Substantive Process[edit]

A careful reading of Damasio's work reveals that he distinguishes his theories from those of his predecessors, in how the formalistic elements interact with each other in a dynamically integrated system. E.g, the suggestion of a dynamic neural map ultimately posits that we are the instantaneous configuration of a neural state in the present moment, rather than the supporting biological construct. I.e., our conscious identity is the software, not the hardware, even though our unique hardware constrains how we operate as the software.

Need for consciousness and qualia[edit]

A common criticism stems from the fact that both knowing and feeling can be processed with equal success without conscious awareness, as machines, for instance, do, and those models do not explain the need for consciousness and qualia.

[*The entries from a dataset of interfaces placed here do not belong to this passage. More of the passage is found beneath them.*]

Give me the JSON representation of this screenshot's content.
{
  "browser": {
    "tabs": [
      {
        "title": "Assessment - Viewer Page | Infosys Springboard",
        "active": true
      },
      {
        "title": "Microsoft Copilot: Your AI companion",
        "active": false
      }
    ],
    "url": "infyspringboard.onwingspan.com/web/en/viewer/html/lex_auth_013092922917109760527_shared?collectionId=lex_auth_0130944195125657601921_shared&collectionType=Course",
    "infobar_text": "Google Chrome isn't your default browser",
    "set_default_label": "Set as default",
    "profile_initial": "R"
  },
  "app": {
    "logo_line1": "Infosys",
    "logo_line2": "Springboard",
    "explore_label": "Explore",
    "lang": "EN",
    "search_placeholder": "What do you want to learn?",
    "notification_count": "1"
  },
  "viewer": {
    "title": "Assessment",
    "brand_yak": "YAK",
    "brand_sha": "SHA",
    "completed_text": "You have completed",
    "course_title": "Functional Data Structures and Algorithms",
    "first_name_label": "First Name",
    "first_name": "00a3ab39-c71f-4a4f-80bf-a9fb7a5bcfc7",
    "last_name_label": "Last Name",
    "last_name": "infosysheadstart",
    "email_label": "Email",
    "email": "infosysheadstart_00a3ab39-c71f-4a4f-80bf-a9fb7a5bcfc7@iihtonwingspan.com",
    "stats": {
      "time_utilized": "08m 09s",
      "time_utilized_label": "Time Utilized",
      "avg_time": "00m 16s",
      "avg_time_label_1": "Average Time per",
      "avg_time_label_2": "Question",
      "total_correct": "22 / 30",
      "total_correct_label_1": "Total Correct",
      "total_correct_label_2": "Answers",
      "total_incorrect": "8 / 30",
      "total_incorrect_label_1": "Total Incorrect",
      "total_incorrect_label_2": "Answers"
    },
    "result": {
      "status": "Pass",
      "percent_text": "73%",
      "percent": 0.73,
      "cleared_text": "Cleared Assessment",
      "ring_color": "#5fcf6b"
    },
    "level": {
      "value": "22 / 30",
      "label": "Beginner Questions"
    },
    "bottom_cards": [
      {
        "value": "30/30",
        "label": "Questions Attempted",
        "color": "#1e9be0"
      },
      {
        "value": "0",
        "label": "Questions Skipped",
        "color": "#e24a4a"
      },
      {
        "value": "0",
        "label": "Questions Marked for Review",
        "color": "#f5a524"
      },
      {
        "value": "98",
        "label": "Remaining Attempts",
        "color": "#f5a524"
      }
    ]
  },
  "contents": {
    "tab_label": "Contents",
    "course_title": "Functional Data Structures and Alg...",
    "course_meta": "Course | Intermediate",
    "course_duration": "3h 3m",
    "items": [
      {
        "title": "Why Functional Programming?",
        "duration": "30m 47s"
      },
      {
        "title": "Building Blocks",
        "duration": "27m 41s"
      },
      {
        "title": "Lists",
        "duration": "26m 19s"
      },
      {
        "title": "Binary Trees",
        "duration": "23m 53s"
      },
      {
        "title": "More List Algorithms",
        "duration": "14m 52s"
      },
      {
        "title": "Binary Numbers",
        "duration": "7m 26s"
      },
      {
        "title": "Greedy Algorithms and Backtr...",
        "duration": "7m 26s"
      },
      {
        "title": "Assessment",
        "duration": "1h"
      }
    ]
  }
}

  1. ^ "USC Neuroscience: Antonio Damasio." USC Neuroscience: Antonio Damasio. N.p., n.d. Web. 07 Nov. 2013.
  2. ^ a b c d e f g Bosse, Tibor; Jonker, Catholijn M.; Treur, Jan (2008). "Formalisation of Damasio's Theory of Emotion, Feeling and Core Consciousness". Consciousness and Cognition. 17 (1): 94–113. CiteSeerX doi:10.1016/j.concog.2007.06.006. PMID 17689980.
  3. ^ Parvizi, Josef; Damasio, Antonio (2001). "Consciousness and the Brainstem". Cognition. 79 (1–2): 135–60. doi:10.1016/S0010-0277(00)00127-X. PMID 11164026.
  4. ^ Damasio, Antonio R. "Stepping into the Light." Introduction. The Feeling of What Happens: Body and Emotion in the Making of Consciousness. New York: Harcourt Brace, 1999. N. pag. Print.
  5. ^ ^ Damasio, Antonio, and Kasper Meyer. "Consciousness: An Overview of the Phenomenon and of Its Possible Neural Basis." THE NEUROLOGY OF CONSCIOUSNESS: Cognitive Neuroscience and Neuropathology. N.p.: Academic, n.d. 4-12. Google Books. Web.7 Oct. 2013.